In electric and hybrid vehicles, the electric motor can also act as a generator during regenerative braking, converting the vehicle's kinetic energy into AC power. This is then converted back to DC power by the traction inverter, allowing the battery to be charged. It is worth noting that in electronics, a device that changes AC power to DC power is commonly referred to as a rectifier.
In electrical engineering, both inversion and rectification are common terms used to describe specific functions. For example, an audio amplifier serves as an inverter as it converts a DC power source into an AC power source that drives a speaker coil, which essentially functions as a linear AC motor. However, the term "amplifier" is used instead of "inverter" because the primary purpose of an audio amplifier is to increase a small audio signal, such as from an MP3 player, into a larger audio (AC) signal to power loudspeakers. Nevertheless, to achieve amplification, an audio amplifier must also perform inversion.
The somewhat loose application of terms in electrical engineering stems from the fact that rectifiers, inverters, and devices like class D amplifiers have similar circuitry. While these devices are named based on their primary function, there is minimal difference between them from a conceptual standpoint.
The fundamental similarity between these devices is rooted in the structure of the half bridge, a fundamental building block in power electronics. If the half bridge is constructed using diodes as the switches, it can only facilitate rectification. Conversely, if it is assembled with a controllable switch, like a transistor, it has the ability to perform both inversion and rectification. The half bridge is a ubiquitous architecture in power electronics.
Three-phase inverters, which are commonly used in electric vehicles, share a similar basic circuit, consisting of three half bridges, one for each phase.

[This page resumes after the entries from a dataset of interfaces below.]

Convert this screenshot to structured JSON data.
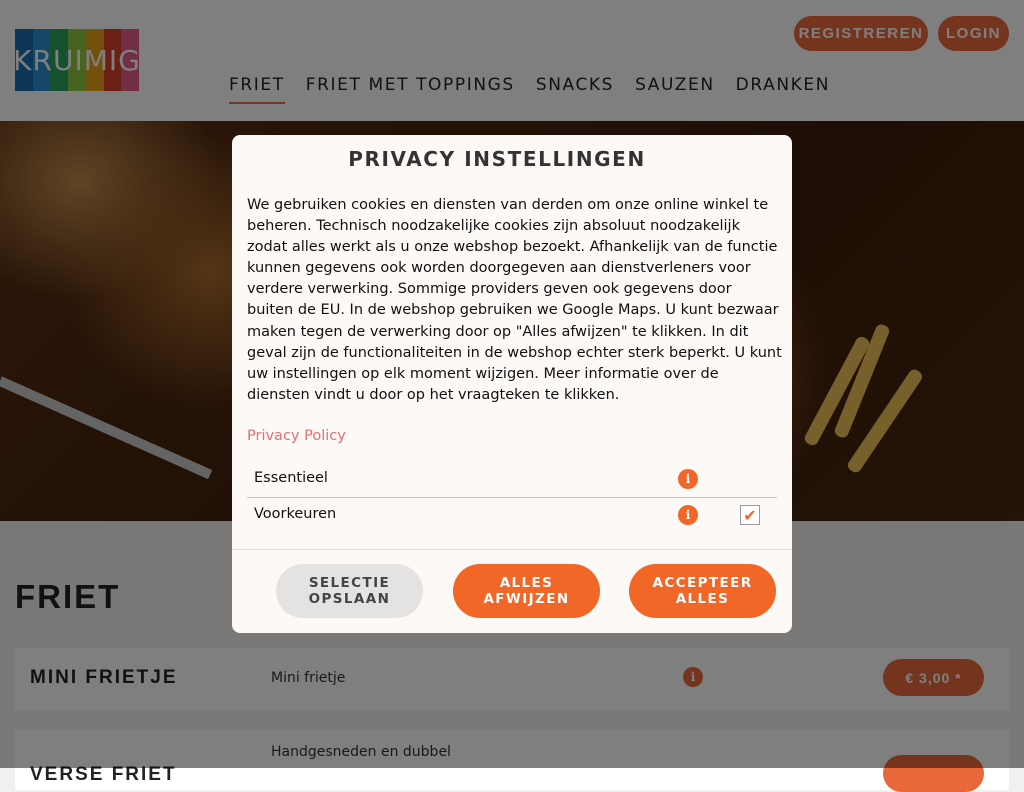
{
  "header": {
    "logo_text": "KRUIMIG",
    "logo_colors": [
      "#1a6fae",
      "#2a8fd0",
      "#2ca25f",
      "#8cc63f",
      "#e8a317",
      "#d9412b",
      "#e45c8a"
    ],
    "buttons": {
      "register": "REGISTREREN",
      "login": "LOGIN"
    },
    "nav": [
      {
        "label": "FRIET",
        "active": true
      },
      {
        "label": "FRIET MET TOPPINGS",
        "active": false
      },
      {
        "label": "SNACKS",
        "active": false
      },
      {
        "label": "SAUZEN",
        "active": false
      },
      {
        "label": "DRANKEN",
        "active": false
      }
    ]
  },
  "main": {
    "section_title": "FRIET",
    "products": [
      {
        "name": "MINI FRIETJE",
        "description": "Mini frietje",
        "price": "€ 3,00 *"
      },
      {
        "name": "VERSE FRIET",
        "description": "Handgesneden en dubbel",
        "price": ""
      }
    ]
  },
  "modal": {
    "title": "PRIVACY INSTELLINGEN",
    "body": "We gebruiken cookies en diensten van derden om onze online winkel te beheren. Technisch noodzakelijke cookies zijn absoluut noodzakelijk zodat alles werkt als u onze webshop bezoekt. Afhankelijk van de functie kunnen gegevens ook worden doorgegeven aan dienstverleners voor verdere verwerking. Sommige providers geven ook gegevens door buiten de EU. In de webshop gebruiken we Google Maps. U kunt bezwaar maken tegen de verwerking door op \"Alles afwijzen\" te klikken. In dit geval zijn de functionaliteiten in de webshop echter sterk beperkt. U kunt uw instellingen op elk moment wijzigen. Meer informatie over de diensten vindt u door op het vraagteken te klikken.",
    "privacy_link": "Privacy Policy",
    "settings": [
      {
        "label": "Essentieel",
        "checked": false
      },
      {
        "label": "Voorkeuren",
        "checked": true
      }
    ],
    "buttons": {
      "save": "SELECTIE\nOPSLAAN",
      "reject": "ALLES\nAFWIJZEN",
      "accept": "ACCEPTEER\nALLES"
    }
  },
  "colors": {
    "accent": "#f26628",
    "link": "#e46f73"
  },
  "icons": {
    "info": "info-icon",
    "check": "checkmark-icon"
  }
}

While most modern electric motors are three-phase, it is possible to add more phases by duplicating the half bridge circuit for each additional phase desired.
The half bridge circuit has been around for a long time, but its practical application for operating electric motors became possible with the invention of the semiconductor switch in the 1950s. However, it is worth noting that when it comes to medium or high voltage power inverters, various circuit configurations are utilized to overcome the voltage limitations of semiconductor switches.
The invention of a specific type of semiconductor switch, the IGBT, and advancements in chip manufacturing technology, which allowed for fast switching and high efficiency, made the use of DC-AC conversion to drive high-power electric motors a practical reality. Since then, when multiple half bridges and other components are integrated into a device to drive an electric motor, it is often referred to simply as an inverter, even though it has the capability to rectify. It can also be called a motor drive, VFD, or any number of other names.
In the upcoming sections of this series, we will take a closer look at the evolution of inverter technology, starting with early advancements in electric motor drive technology, and tracing the progress that has led to the advanced inverters found in today's electric and hybrid vehicles. We will also examine the differences between AC and DC drives. Finally, we will discuss the promising future developments in the field, giving our readers a comprehensive understanding of the technology and its potential.